What you need to do
A faithful copy of the entries is required, with no images in it.

*** Opening of Raw data ***

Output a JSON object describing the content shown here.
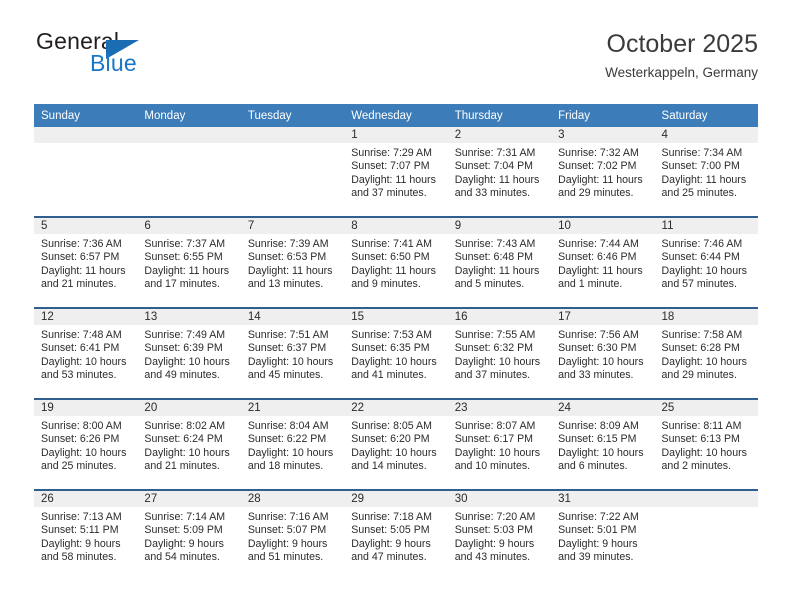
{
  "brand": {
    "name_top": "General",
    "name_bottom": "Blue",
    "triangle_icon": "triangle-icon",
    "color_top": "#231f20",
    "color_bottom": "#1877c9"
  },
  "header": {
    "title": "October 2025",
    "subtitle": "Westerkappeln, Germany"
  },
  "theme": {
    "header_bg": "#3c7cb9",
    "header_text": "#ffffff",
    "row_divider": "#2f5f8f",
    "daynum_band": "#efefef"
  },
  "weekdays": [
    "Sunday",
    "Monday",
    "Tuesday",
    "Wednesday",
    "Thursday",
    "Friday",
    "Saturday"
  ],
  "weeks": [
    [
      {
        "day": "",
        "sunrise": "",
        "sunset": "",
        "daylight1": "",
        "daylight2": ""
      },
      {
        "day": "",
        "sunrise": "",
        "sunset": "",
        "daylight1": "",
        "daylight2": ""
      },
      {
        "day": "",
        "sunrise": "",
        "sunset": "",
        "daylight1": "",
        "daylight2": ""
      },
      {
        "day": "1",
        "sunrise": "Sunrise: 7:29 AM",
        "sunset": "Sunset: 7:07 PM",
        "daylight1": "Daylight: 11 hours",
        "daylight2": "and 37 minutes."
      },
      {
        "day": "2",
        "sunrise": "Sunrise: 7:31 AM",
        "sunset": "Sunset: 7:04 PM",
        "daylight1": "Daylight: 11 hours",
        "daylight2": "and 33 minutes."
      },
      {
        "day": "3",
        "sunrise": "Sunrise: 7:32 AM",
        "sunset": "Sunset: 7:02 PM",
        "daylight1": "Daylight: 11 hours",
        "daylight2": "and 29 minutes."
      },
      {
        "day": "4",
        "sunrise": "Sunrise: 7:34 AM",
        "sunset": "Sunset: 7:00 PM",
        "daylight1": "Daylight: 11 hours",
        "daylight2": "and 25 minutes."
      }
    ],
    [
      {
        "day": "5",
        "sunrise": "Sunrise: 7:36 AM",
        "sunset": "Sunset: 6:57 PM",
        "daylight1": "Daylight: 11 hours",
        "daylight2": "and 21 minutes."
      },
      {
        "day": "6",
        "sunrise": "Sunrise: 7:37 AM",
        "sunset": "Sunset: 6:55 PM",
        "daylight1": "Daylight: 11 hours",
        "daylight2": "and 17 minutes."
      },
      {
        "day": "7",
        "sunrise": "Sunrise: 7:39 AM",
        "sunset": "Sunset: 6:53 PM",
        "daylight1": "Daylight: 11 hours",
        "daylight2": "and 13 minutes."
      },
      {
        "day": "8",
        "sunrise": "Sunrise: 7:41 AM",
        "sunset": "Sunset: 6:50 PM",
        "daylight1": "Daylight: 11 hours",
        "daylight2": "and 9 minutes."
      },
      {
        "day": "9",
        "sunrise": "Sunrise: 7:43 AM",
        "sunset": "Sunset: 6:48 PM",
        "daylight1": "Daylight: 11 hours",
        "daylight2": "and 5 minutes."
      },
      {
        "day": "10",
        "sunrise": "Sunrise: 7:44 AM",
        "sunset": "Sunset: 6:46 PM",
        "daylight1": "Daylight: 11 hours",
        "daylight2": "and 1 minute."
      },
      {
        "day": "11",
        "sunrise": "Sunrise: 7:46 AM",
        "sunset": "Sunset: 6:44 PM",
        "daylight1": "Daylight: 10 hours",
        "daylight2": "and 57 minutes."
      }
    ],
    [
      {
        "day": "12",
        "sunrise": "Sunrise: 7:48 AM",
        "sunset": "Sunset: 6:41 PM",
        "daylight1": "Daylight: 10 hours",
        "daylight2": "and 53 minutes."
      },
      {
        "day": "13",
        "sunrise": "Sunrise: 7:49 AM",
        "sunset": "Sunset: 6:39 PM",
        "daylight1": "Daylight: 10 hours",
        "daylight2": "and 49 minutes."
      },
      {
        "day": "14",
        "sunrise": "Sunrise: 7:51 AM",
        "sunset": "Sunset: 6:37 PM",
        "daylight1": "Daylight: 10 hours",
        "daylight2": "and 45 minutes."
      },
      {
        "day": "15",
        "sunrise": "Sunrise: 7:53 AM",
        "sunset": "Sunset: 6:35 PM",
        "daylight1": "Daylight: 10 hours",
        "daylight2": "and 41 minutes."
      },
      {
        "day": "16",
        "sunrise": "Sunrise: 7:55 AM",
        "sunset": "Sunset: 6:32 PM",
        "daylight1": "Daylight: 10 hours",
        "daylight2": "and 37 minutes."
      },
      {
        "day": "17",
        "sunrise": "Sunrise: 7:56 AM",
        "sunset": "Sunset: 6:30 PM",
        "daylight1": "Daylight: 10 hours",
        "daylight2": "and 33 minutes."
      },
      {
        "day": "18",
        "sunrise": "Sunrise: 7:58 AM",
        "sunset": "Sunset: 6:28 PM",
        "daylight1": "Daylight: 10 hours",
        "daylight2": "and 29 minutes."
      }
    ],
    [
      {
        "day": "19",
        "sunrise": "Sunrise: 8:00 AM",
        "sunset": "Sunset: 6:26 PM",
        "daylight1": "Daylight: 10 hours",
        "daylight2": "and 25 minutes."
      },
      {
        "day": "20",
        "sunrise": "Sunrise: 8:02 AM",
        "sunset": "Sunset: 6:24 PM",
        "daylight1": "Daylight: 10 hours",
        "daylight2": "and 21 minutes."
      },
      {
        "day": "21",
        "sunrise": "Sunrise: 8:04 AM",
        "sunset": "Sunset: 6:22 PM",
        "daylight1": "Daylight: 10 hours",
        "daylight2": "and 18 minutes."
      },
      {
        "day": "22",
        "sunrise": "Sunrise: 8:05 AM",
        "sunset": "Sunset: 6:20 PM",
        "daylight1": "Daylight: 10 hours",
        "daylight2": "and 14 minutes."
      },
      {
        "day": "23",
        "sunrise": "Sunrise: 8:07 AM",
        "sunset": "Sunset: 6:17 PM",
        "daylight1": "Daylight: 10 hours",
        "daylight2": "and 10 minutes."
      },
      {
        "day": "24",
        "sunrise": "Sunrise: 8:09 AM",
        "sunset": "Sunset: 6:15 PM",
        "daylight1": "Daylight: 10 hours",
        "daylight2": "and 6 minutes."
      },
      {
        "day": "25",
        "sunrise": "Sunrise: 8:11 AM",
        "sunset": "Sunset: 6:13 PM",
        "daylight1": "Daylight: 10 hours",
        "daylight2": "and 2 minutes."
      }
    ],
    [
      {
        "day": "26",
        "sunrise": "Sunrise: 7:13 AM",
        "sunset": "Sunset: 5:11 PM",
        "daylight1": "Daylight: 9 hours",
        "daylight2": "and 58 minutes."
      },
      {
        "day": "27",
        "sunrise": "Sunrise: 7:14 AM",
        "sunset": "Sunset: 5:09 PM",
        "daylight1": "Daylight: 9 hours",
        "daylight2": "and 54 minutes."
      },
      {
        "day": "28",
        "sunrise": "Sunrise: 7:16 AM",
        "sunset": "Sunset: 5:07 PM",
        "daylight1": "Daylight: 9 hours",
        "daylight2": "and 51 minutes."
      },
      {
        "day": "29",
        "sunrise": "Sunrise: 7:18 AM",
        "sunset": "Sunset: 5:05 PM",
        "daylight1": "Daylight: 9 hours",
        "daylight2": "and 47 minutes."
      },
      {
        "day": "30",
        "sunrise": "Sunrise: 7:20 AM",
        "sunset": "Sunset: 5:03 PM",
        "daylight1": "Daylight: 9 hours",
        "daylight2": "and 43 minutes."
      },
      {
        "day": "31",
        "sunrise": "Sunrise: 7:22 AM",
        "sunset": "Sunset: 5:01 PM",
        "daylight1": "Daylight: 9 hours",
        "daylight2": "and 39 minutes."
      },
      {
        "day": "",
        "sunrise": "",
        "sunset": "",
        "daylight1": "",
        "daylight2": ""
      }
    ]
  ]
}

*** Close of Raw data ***

Written answer
Output a JSON object describing the content shown here.
{
  "brand": {
    "name_top": "General",
    "name_bottom": "Blue",
    "triangle_icon": "triangle-icon",
    "color_top": "#231f20",
    "color_bottom": "#1877c9"
  },
  "header": {
    "title": "October 2025",
    "subtitle": "Westerkappeln, Germany"
  },
  "theme": {
    "header_bg": "#3c7cb9",
    "header_text": "#ffffff",
    "row_divider": "#2f5f8f",
    "daynum_band": "#efefef"
  },
  "weekdays": [
    "Sunday",
    "Monday",
    "Tuesday",
    "Wednesday",
    "Thursday",
    "Friday",
    "Saturday"
  ],
  "weeks": [
    [
      {
        "day": "",
        "sunrise": "",
        "sunset": "",
        "daylight1": "",
        "daylight2": ""
      },
      {
        "day": "",
        "sunrise": "",
        "sunset": "",
        "daylight1": "",
        "daylight2": ""
      },
      {
        "day": "",
        "sunrise": "",
        "sunset": "",
        "daylight1": "",
        "daylight2": ""
      },
      {
        "day": "1",
        "sunrise": "Sunrise: 7:29 AM",
        "sunset": "Sunset: 7:07 PM",
        "daylight1": "Daylight: 11 hours",
        "daylight2": "and 37 minutes."
      },
      {
        "day": "2",
        "sunrise": "Sunrise: 7:31 AM",
        "sunset": "Sunset: 7:04 PM",
        "daylight1": "Daylight: 11 hours",
        "daylight2": "and 33 minutes."
      },
      {
        "day": "3",
        "sunrise": "Sunrise: 7:32 AM",
        "sunset": "Sunset: 7:02 PM",
        "daylight1": "Daylight: 11 hours",
        "daylight2": "and 29 minutes."
      },
      {
        "day": "4",
        "sunrise": "Sunrise: 7:34 AM",
        "sunset": "Sunset: 7:00 PM",
        "daylight1": "Daylight: 11 hours",
        "daylight2": "and 25 minutes."
      }
    ],
    [
      {
        "day": "5",
        "sunrise": "Sunrise: 7:36 AM",
        "sunset": "Sunset: 6:57 PM",
        "daylight1": "Daylight: 11 hours",
        "daylight2": "and 21 minutes."
      },
      {
        "day": "6",
        "sunrise": "Sunrise: 7:37 AM",
        "sunset": "Sunset: 6:55 PM",
        "daylight1": "Daylight: 11 hours",
        "daylight2": "and 17 minutes."
      },
      {
        "day": "7",
        "sunrise": "Sunrise: 7:39 AM",
        "sunset": "Sunset: 6:53 PM",
        "daylight1": "Daylight: 11 hours",
        "daylight2": "and 13 minutes."
      },
      {
        "day": "8",
        "sunrise": "Sunrise: 7:41 AM",
        "sunset": "Sunset: 6:50 PM",
        "daylight1": "Daylight: 11 hours",
        "daylight2": "and 9 minutes."
      },
      {
        "day": "9",
        "sunrise": "Sunrise: 7:43 AM",
        "sunset": "Sunset: 6:48 PM",
        "daylight1": "Daylight: 11 hours",
        "daylight2": "and 5 minutes."
      },
      {
        "day": "10",
        "sunrise": "Sunrise: 7:44 AM",
        "sunset": "Sunset: 6:46 PM",
        "daylight1": "Daylight: 11 hours",
        "daylight2": "and 1 minute."
      },
      {
        "day": "11",
        "sunrise": "Sunrise: 7:46 AM",
        "sunset": "Sunset: 6:44 PM",
        "daylight1": "Daylight: 10 hours",
        "daylight2": "and 57 minutes."
      }
    ],
    [
      {
        "day": "12",
        "sunrise": "Sunrise: 7:48 AM",
        "sunset": "Sunset: 6:41 PM",
        "daylight1": "Daylight: 10 hours",
        "daylight2": "and 53 minutes."
      },
      {
        "day": "13",
        "sunrise": "Sunrise: 7:49 AM",
        "sunset": "Sunset: 6:39 PM",
        "daylight1": "Daylight: 10 hours",
        "daylight2": "and 49 minutes."
      },
      {
        "day": "14",
        "sunrise": "Sunrise: 7:51 AM",
        "sunset": "Sunset: 6:37 PM",
        "daylight1": "Daylight: 10 hours",
        "daylight2": "and 45 minutes."
      },
      {
        "day": "15",
        "sunrise": "Sunrise: 7:53 AM",
        "sunset": "Sunset: 6:35 PM",
        "daylight1": "Daylight: 10 hours",
        "daylight2": "and 41 minutes."
      },
      {
        "day": "16",
        "sunrise": "Sunrise: 7:55 AM",
        "sunset": "Sunset: 6:32 PM",
        "daylight1": "Daylight: 10 hours",
        "daylight2": "and 37 minutes."
      },
      {
        "day": "17",
        "sunrise": "Sunrise: 7:56 AM",
        "sunset": "Sunset: 6:30 PM",
        "daylight1": "Daylight: 10 hours",
        "daylight2": "and 33 minutes."
      },
      {
        "day": "18",
        "sunrise": "Sunrise: 7:58 AM",
        "sunset": "Sunset: 6:28 PM",
        "daylight1": "Daylight: 10 hours",
        "daylight2": "and 29 minutes."
      }
    ],
    [
      {
        "day": "19",
        "sunrise": "Sunrise: 8:00 AM",
        "sunset": "Sunset: 6:26 PM",
        "daylight1": "Daylight: 10 hours",
        "daylight2": "and 25 minutes."
      },
      {
        "day": "20",
        "sunrise": "Sunrise: 8:02 AM",
        "sunset": "Sunset: 6:24 PM",
        "daylight1": "Daylight: 10 hours",
        "daylight2": "and 21 minutes."
      },
      {
        "day": "21",
        "sunrise": "Sunrise: 8:04 AM",
        "sunset": "Sunset: 6:22 PM",
        "daylight1": "Daylight: 10 hours",
        "daylight2": "and 18 minutes."
      },
      {
        "day": "22",
        "sunrise": "Sunrise: 8:05 AM",
        "sunset": "Sunset: 6:20 PM",
        "daylight1": "Daylight: 10 hours",
        "daylight2": "and 14 minutes."
      },
      {
        "day": "23",
        "sunrise": "Sunrise: 8:07 AM",
        "sunset": "Sunset: 6:17 PM",
        "daylight1": "Daylight: 10 hours",
        "daylight2": "and 10 minutes."
      },
      {
        "day": "24",
        "sunrise": "Sunrise: 8:09 AM",
        "sunset": "Sunset: 6:15 PM",
        "daylight1": "Daylight: 10 hours",
        "daylight2": "and 6 minutes."
      },
      {
        "day": "25",
        "sunrise": "Sunrise: 8:11 AM",
        "sunset": "Sunset: 6:13 PM",
        "daylight1": "Daylight: 10 hours",
        "daylight2": "and 2 minutes."
      }
    ],
    [
      {
        "day": "26",
        "sunrise": "Sunrise: 7:13 AM",
        "sunset": "Sunset: 5:11 PM",
        "daylight1": "Daylight: 9 hours",
        "daylight2": "and 58 minutes."
      },
      {
        "day": "27",
        "sunrise": "Sunrise: 7:14 AM",
        "sunset": "Sunset: 5:09 PM",
        "daylight1": "Daylight: 9 hours",
        "daylight2": "and 54 minutes."
      },
      {
        "day": "28",
        "sunrise": "Sunrise: 7:16 AM",
        "sunset": "Sunset: 5:07 PM",
        "daylight1": "Daylight: 9 hours",
        "daylight2": "and 51 minutes."
      },
      {
        "day": "29",
        "sunrise": "Sunrise: 7:18 AM",
        "sunset": "Sunset: 5:05 PM",
        "daylight1": "Daylight: 9 hours",
        "daylight2": "and 47 minutes."
      },
      {
        "day": "30",
        "sunrise": "Sunrise: 7:20 AM",
        "sunset": "Sunset: 5:03 PM",
        "daylight1": "Daylight: 9 hours",
        "daylight2": "and 43 minutes."
      },
      {
        "day": "31",
        "sunrise": "Sunrise: 7:22 AM",
        "sunset": "Sunset: 5:01 PM",
        "daylight1": "Daylight: 9 hours",
        "daylight2": "and 39 minutes."
      },
      {
        "day": "",
        "sunrise": "",
        "sunset": "",
        "daylight1": "",
        "daylight2": ""
      }
    ]
  ]
}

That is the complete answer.